■ **What the task asks**: Determine how many lines of the entries include the word "Manager", and report that number with no further text.

■ **Task input**:
_ _ _ _
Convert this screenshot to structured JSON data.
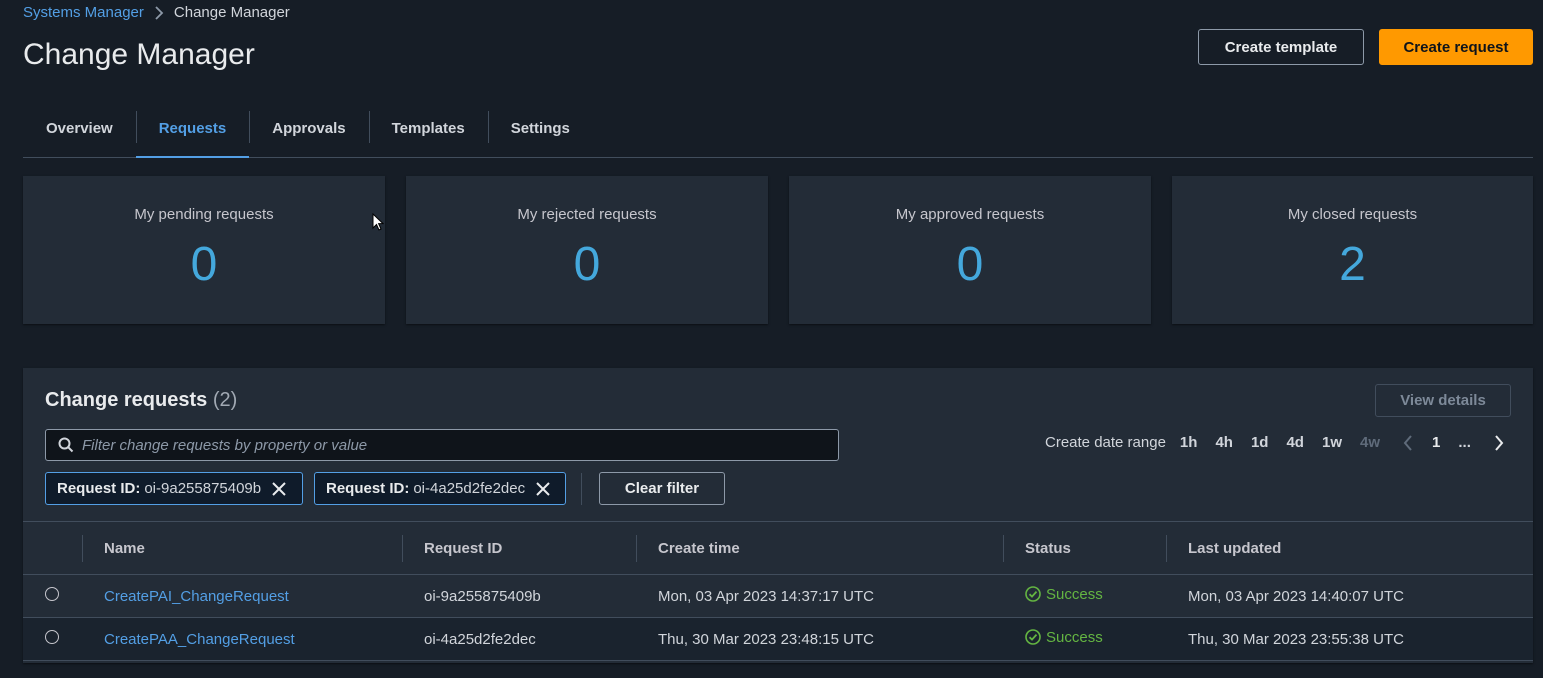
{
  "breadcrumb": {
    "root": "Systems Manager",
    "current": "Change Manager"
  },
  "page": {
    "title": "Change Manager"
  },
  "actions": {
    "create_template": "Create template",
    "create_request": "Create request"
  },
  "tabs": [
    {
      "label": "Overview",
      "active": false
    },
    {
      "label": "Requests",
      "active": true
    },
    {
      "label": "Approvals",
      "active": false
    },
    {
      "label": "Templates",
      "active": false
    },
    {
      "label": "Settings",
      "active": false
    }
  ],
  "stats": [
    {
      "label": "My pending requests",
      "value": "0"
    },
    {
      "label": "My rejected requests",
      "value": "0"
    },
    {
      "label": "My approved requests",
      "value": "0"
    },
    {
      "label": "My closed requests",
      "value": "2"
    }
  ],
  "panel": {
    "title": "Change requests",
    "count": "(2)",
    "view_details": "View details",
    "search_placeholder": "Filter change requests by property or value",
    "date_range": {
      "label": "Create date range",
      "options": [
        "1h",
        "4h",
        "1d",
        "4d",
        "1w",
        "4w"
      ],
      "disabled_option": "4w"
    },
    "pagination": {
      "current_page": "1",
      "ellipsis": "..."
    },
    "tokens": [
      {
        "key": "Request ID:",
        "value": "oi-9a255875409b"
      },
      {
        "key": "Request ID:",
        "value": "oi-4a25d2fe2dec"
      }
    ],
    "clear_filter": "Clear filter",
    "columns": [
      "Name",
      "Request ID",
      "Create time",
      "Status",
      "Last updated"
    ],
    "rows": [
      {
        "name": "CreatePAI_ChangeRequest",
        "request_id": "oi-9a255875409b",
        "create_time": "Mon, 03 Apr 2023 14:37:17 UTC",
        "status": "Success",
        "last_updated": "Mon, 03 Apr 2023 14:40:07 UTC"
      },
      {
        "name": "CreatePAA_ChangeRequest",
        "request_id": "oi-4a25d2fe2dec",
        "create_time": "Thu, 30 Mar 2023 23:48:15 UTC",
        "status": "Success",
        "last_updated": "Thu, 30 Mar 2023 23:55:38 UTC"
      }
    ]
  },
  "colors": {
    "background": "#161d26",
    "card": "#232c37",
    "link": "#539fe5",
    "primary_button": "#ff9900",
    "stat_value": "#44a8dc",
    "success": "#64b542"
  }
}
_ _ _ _
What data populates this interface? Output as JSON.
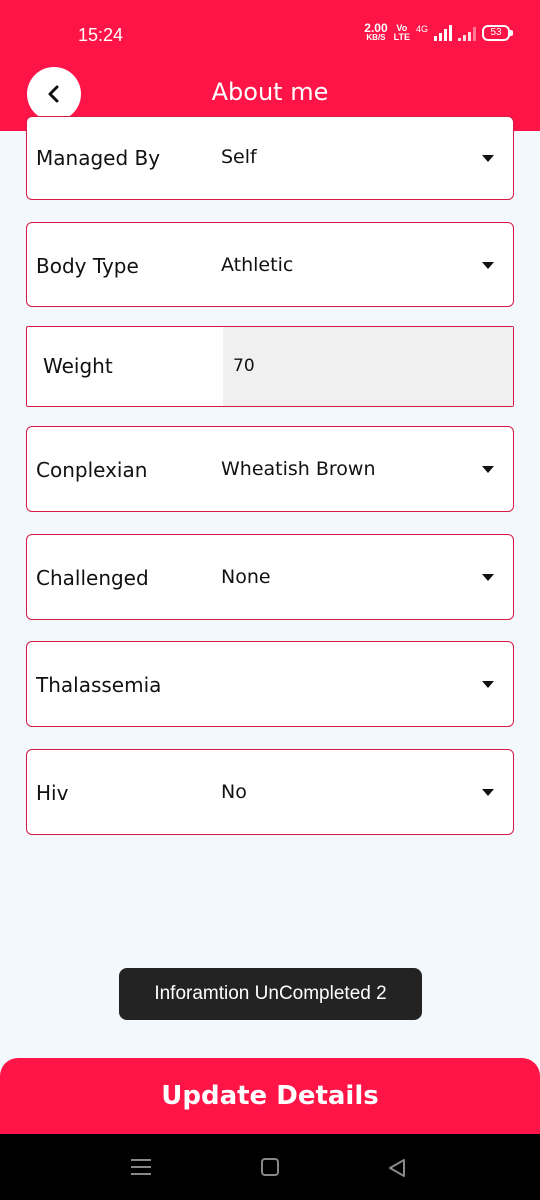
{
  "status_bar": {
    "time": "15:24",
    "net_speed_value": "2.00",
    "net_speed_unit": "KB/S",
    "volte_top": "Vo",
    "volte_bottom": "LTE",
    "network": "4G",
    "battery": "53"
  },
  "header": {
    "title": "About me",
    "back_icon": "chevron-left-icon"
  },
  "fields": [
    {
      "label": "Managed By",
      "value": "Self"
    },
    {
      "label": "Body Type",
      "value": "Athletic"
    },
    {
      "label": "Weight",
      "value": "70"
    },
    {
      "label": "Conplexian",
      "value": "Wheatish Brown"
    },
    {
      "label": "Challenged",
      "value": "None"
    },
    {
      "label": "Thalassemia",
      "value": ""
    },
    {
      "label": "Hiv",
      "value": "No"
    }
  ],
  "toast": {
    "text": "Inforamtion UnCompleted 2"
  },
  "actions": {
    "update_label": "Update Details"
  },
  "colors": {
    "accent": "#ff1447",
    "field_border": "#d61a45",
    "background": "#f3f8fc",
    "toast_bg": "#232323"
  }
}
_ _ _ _
■ **Answer section**: 3